Trauma Scene techs clean, decontaminate crime, suicide scenes

Biorecovery technicians handle what most of us would consider the dirty work cleaning and restoring sites where there have been suicides, crimes or industrial accidents. Trauma Scene Services Crime & Death Scene Clean-up has been in existence since 2001, but president Rich Ross said very few people know about it. Police departments, individuals who discover dead bodies or companies have been referred to the St. Mary's Street business in Norwalk.
Norwalk Reflector Staff
Jul 25, 2010

 

Biorecovery technicians handle what most of us would consider the dirty work cleaning and restoring sites where there have been suicides, crimes or industrial accidents.

Trauma Scene Services Crime & Death Scene Clean-up has been in existence since 2001, but president Rich Ross said very few people know about it. Police departments, individuals who discover dead bodies or companies have been referred to the St. Mary's Street business in Norwalk.

"I'm not trying to be an ambulance chaser," Ross said.

In 2006, Trauma Scene Services responded to four Huron County scenes. Two of those involved self-inflicted gun shots, one in Norwalk and the other in Greenwich.

Ross, who has been in the business for 30 years, estimated that technicians can be cleaning up sites for a couple hours to a couple days. He recalled being at one for 20 hours total because of the "tedious work" involved in tracing blood on the hard wood and "where blood splattered all over the place" in a large, open area.

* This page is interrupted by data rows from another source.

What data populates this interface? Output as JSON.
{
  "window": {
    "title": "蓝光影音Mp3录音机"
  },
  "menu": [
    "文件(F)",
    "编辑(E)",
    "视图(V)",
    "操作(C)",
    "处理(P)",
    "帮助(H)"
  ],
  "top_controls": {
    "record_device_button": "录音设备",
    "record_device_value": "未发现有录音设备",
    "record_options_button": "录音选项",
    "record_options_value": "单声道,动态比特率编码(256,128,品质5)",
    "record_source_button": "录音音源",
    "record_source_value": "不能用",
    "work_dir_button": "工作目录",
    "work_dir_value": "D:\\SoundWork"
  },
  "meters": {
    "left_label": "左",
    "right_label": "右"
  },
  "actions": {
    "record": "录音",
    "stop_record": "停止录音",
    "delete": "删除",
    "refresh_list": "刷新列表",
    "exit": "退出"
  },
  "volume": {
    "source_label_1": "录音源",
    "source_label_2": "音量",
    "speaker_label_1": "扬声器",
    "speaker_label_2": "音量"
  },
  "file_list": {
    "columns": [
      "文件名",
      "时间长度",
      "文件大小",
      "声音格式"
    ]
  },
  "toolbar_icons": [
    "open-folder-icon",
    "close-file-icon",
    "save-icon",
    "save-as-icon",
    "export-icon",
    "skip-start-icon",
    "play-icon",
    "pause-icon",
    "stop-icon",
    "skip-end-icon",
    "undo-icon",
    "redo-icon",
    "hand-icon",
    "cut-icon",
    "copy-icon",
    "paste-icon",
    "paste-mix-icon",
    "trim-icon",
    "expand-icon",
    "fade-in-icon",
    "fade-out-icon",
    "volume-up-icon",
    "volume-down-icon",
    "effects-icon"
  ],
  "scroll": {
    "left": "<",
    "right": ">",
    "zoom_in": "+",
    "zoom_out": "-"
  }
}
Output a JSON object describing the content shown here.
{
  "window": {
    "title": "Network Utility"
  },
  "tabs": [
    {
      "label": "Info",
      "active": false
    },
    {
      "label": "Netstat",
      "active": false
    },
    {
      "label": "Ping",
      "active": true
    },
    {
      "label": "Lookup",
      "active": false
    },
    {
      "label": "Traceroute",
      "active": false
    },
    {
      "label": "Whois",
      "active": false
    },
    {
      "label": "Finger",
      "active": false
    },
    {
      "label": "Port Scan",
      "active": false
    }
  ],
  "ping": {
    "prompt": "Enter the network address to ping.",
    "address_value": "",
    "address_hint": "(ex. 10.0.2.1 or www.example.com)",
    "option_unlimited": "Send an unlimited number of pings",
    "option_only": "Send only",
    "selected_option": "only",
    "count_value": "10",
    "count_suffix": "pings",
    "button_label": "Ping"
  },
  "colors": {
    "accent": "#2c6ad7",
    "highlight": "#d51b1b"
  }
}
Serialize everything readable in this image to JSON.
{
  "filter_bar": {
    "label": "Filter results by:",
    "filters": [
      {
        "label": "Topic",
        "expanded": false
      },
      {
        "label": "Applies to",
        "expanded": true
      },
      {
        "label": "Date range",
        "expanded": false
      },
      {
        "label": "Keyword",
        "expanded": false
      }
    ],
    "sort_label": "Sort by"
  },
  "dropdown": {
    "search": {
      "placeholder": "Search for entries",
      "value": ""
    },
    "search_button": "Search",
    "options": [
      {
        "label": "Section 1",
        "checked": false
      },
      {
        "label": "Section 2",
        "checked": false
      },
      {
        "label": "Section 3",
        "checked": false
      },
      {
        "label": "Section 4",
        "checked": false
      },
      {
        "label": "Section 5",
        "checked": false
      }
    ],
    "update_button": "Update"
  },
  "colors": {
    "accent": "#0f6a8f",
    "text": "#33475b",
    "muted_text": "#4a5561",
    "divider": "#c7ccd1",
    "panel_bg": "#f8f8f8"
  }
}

Scenes where there are gun shot wounds can be difficult, Ross explained, because blood needs to be cleaned from cupboards and under floor tiles. In those cases, the technicians dismantle the cabinetry and floors to properly clean up the mess and make sure there is no contamination.

"The blood ran up the cupboard to the back wall," Ross said about one site.

The technicians use chemicals and specialty lights to trace blood trails. Ross said the "blood detectors" are similar to what's on the CBS show "CSI: Crime Scene Investigation" and reveal body fluids that can't be seen by the naked eye.

Trauma Scene technicians sometimes are at scenes when the victim's relatives are still there. Ross said the workers aren't supposed to communicate with families because they might be tempted to say something consoling, but the person might not take it the right way.

"They're not a counselor," he added.

He highly recommends relatives not stay while the technicians do their job because of physical safety and having them observe the clean-up process probably wouldn't be good for their mental well-being.

Ross has witnessed a variety of emotions from victim's families after a suicide, such as disbelief, denial and anger. "Some of them can't believe they'd do something like that," he said.

Trauma Scene technicians are qualified through the American Biorecovery Association. Ross stressed that appropriate training is essential in order to properly clean the various scenes with blood or body fluids.

There have been times when people have attempted to clean things, but Ross said that makes a small job into a bigger one. For instance, firefighters hosing down areas with blood creates problems.

"If you have body fluids there, all you're doing is diluting it," he said.

Another problem is when residents use vacuum cleaners at the scene before Trauma Scene technicians arrive.

"Most people don't understand the blood-born pathogen. Some people don't think it's a big deal," Ross said. "That's why there's a need for what we do."